There’s one more piece of birthday cake left, still frozen, awaiting my next move. I enjoyed each and every slice I had last week—the moist chocolate cake and icing—microwave-defrosted to just the right temperature.
And the festive cupcakes I bought toward the end of the week? I think they ranked even higher. Cupcakes, you ask? More dessert? Yes, they were necessary. I had to buy some. I needed to photograph them, to possibly use on my soon-to-be-updated website. And, because I love these celebratory buttercream-frosted delights!
But I must be honest. I felt compelled to indulge in more baked goods this past week, as I knew what my fate would be by week’s end.
No, I wasn’t going to be dieting anytime soon. But the annual Passover holiday arrives Friday, the holiday where Jews recall their slavery in Egypt and are commanded to deny themselves a whole list of foods. That means a week without bread, flour, rice, corn, peas, legumes, pasta, cookies, and most baked goods, which are leavened. That means no meals out, and no pizza, no Thai food or Chinese or Indian cuisine—true suffering, in my opinion.

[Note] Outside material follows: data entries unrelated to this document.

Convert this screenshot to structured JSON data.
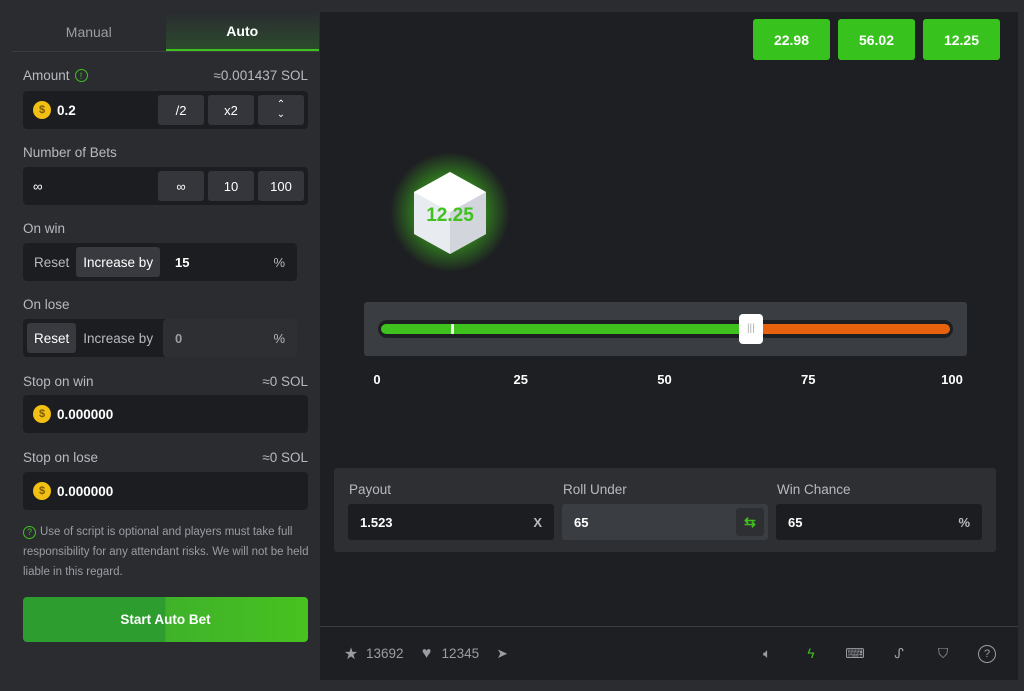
{
  "tabs": {
    "manual": "Manual",
    "auto": "Auto"
  },
  "amount": {
    "label": "Amount",
    "approx": "≈0.001437 SOL",
    "value": "0.2",
    "half": "/2",
    "double": "x2"
  },
  "bets": {
    "label": "Number of Bets",
    "value": "∞",
    "opt1": "∞",
    "opt2": "10",
    "opt3": "100"
  },
  "on_win": {
    "label": "On win",
    "reset": "Reset",
    "increase": "Increase by",
    "value": "15",
    "unit": "%"
  },
  "on_lose": {
    "label": "On lose",
    "reset": "Reset",
    "increase": "Increase by",
    "value": "0",
    "unit": "%"
  },
  "stop_win": {
    "label": "Stop on win",
    "approx": "≈0 SOL",
    "value": "0.000000"
  },
  "stop_lose": {
    "label": "Stop on lose",
    "approx": "≈0 SOL",
    "value": "0.000000"
  },
  "note": "Use of script is optional and players must take full responsibility for any attendant risks. We will not be held liable in this regard.",
  "start_label": "Start Auto Bet",
  "history": [
    "22.98",
    "56.02",
    "12.25"
  ],
  "dice_result": "12.25",
  "slider": {
    "value": 65,
    "marker": 12.25,
    "ticks": [
      "0",
      "25",
      "50",
      "75",
      "100"
    ],
    "win_color": "#3fc21e",
    "lose_color": "#e8620e"
  },
  "payout": {
    "label": "Payout",
    "value": "1.523",
    "unit": "X"
  },
  "roll_under": {
    "label": "Roll Under",
    "value": "65"
  },
  "win_chance": {
    "label": "Win Chance",
    "value": "65",
    "unit": "%"
  },
  "footer": {
    "stars": "13692",
    "likes": "12345"
  },
  "accent": "#3fc21e"
}
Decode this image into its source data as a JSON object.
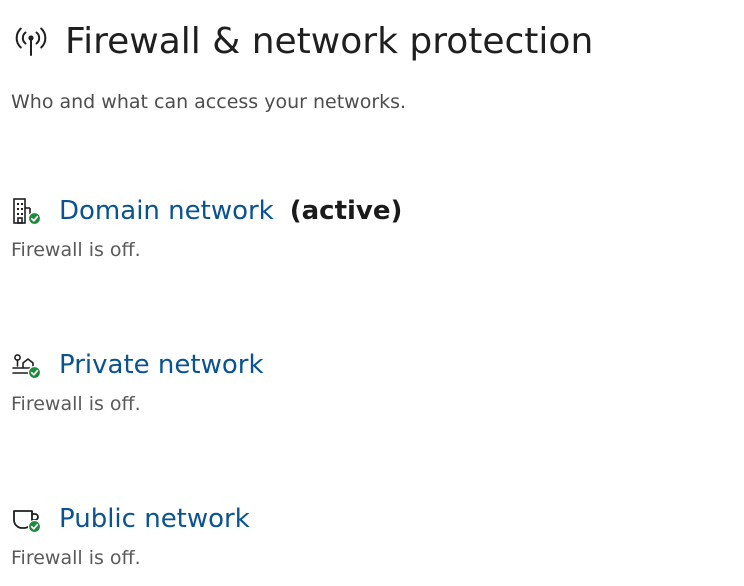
{
  "page": {
    "title": "Firewall & network protection",
    "subtitle": "Who and what can access your networks.",
    "icon": "antenna-icon"
  },
  "networks": [
    {
      "label": "Domain network",
      "active_label": "(active)",
      "status": "Firewall is off.",
      "icon": "domain-building-icon",
      "badge": "green-check-icon"
    },
    {
      "label": "Private network",
      "status": "Firewall is off.",
      "icon": "private-home-icon",
      "badge": "green-check-icon"
    },
    {
      "label": "Public network",
      "status": "Firewall is off.",
      "icon": "public-cafe-icon",
      "badge": "green-check-icon"
    }
  ],
  "colors": {
    "link": "#0a5392",
    "badge_green": "#1e8a3c",
    "title_text": "#1f1f1f",
    "body_text": "#4d4d4d"
  }
}
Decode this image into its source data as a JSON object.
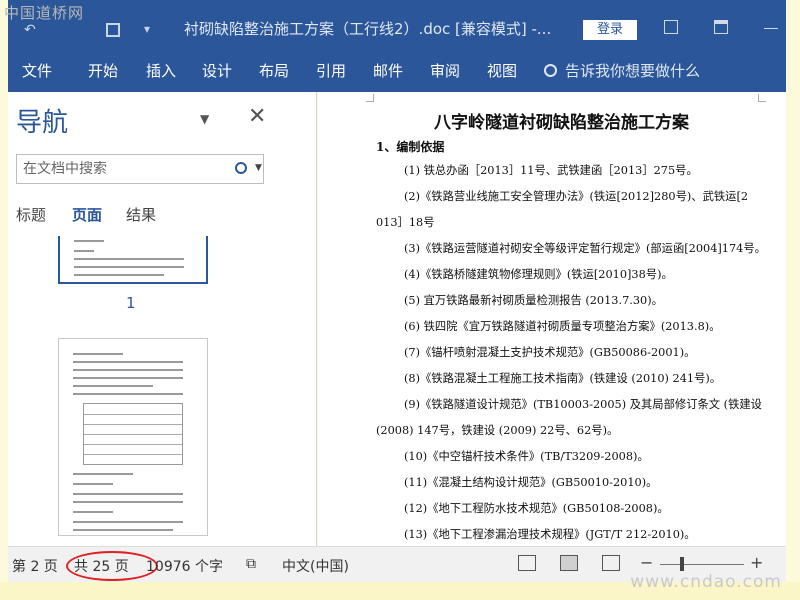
{
  "watermark": {
    "top": "中国道桥网",
    "bottom": "www.cndao.com"
  },
  "titlebar": {
    "title": "衬砌缺陷整治施工方案（工行线2）.doc [兼容模式] -...",
    "login_label": "登录"
  },
  "ribbon": {
    "tabs": [
      "文件",
      "开始",
      "插入",
      "设计",
      "布局",
      "引用",
      "邮件",
      "审阅",
      "视图"
    ],
    "tell_me": "告诉我你想要做什么"
  },
  "nav": {
    "title": "导航",
    "search_placeholder": "在文档中搜索",
    "tabs": [
      "标题",
      "页面",
      "结果"
    ],
    "active_tab": "页面",
    "thumb_page_number": "1"
  },
  "document": {
    "title": "八字岭隧道衬砌缺陷整治施工方案",
    "section": "1、编制依据",
    "lines": [
      {
        "text": "(1) 铁总办函［2013］11号、武铁建函［2013］275号。",
        "indent": true
      },
      {
        "text": "(2)《铁路营业线施工安全管理办法》(铁运[2012]280号)、武铁运[2",
        "indent": true
      },
      {
        "text": "013］18号",
        "indent": false
      },
      {
        "text": "(3)《铁路运营隧道衬砌安全等级评定暂行规定》(部运函[2004]174号。",
        "indent": true
      },
      {
        "text": "(4)《铁路桥隧建筑物修理规则》(铁运[2010]38号)。",
        "indent": true
      },
      {
        "text": "(5) 宜万铁路最新衬砌质量检测报告 (2013.7.30)。",
        "indent": true
      },
      {
        "text": "(6) 铁四院《宜万铁路隧道衬砌质量专项整治方案》(2013.8)。",
        "indent": true
      },
      {
        "text": "(7)《锚杆喷射混凝土支护技术规范》(GB50086-2001)。",
        "indent": true
      },
      {
        "text": "(8)《铁路混凝土工程施工技术指南》(铁建设 (2010) 241号)。",
        "indent": true
      },
      {
        "text": "(9)《铁路隧道设计规范》(TB10003-2005) 及其局部修订条文 (铁建设",
        "indent": true
      },
      {
        "text": "(2008) 147号，铁建设 (2009) 22号、62号)。",
        "indent": false
      },
      {
        "text": "(10)《中空锚杆技术条件》(TB/T3209-2008)。",
        "indent": true
      },
      {
        "text": "(11)《混凝土结构设计规范》(GB50010-2010)。",
        "indent": true
      },
      {
        "text": "(12)《地下工程防水技术规范》(GB50108-2008)。",
        "indent": true
      },
      {
        "text": "(13)《地下工程渗漏治理技术规程》(JGT/T 212-2010)。",
        "indent": true
      }
    ]
  },
  "status": {
    "page": "第 2 页",
    "total": "共 25 页",
    "words": "10976 个字",
    "language": "中文(中国)",
    "circle_color": "#e02020"
  },
  "colors": {
    "brand": "#2b579a"
  }
}
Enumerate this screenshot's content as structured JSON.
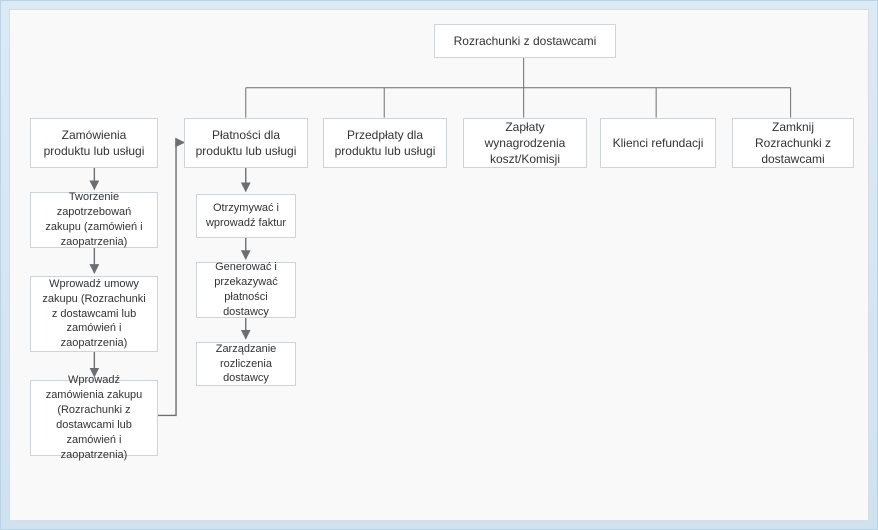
{
  "root": {
    "title": "Rozrachunki z dostawcami"
  },
  "columns": {
    "orders": {
      "title": "Zamówienia produktu lub usługi"
    },
    "payments": {
      "title": "Płatności dla produktu lub usługi"
    },
    "prepay": {
      "title": "Przedpłaty dla produktu lub usługi"
    },
    "wages": {
      "title": "Zapłaty wynagrodzenia koszt/Komisji"
    },
    "refunds": {
      "title": "Klienci refundacji"
    },
    "close": {
      "title": "Zamknij Rozrachunki z dostawcami"
    }
  },
  "ordersFlow": {
    "step1": "Tworzenie zapotrzebowań zakupu (zamówień i zaopatrzenia)",
    "step2": "Wprowadź umowy zakupu (Rozrachunki z dostawcami lub zamówień i zaopatrzenia)",
    "step3": "Wprowadź zamówienia zakupu (Rozrachunki z dostawcami lub zamówień i zaopatrzenia)"
  },
  "paymentsFlow": {
    "step1": "Otrzymywać i wprowadź faktur",
    "step2": "Generować i przekazywać płatności dostawcy",
    "step3": "Zarządzanie rozliczenia dostawcy"
  }
}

So I find myself anticipating my deprivation. I strategize to include favorite baked items, and to work in a pizza. I pick up a crusty loaf of bread, to enjoy these remaining days of freedom.
Yet I know this holiday lasts only 8 days. I know that I’ll have the freedom to enjoy these foods that give me pleasure, which I truly love.
And so the birthday cake lasted throughout this past week. And I shared the cupcakes with friends last night, rather than hoard them for myself.
But what if you didn’t trust that you can eat these foods anytime? What if you didn’t give yourself permission to enjoy what you really like to eat, the foods that satisfy you on so many levels? Do you think the cake would last the week? Would you have been able to eat a part of a cupcake, sharing portions with friends?
From my experience, the answer is no. If you don’t feel entitled to eat sweets, for instance (or bread, or grains or fill-in-the-blank) you’ll overeat them whenever you do get your hands on them and have a weak moment. You’ll eat them and feel bad about it—and then eat some more, perhaps believing you’ve already ruined in, so you may as well keep eating. You’ll eat more than you really need, because you don’t believe you’ll get another chance. And when you eat this way, you hardly enjoy the food. You barely taste it. It’s so not worth it.
Regardless of your religion, there’s no need to stay enslaved.
You deserve to eat. And you deserve to enjoy what you eat.
You deserve to eat enough, to be truly satisfied.
Grant yourself the freedom to choose foods you’ve denied yourself.
Grant yourself the right to eat them in plain view, not in the closet or the car.
Break the diet chains that bind you, and free your thoughts from the rigidity that enslaves you.
Only you can set yourself free. And if you celebrate this Passover holiday, remember--it's only 8 days!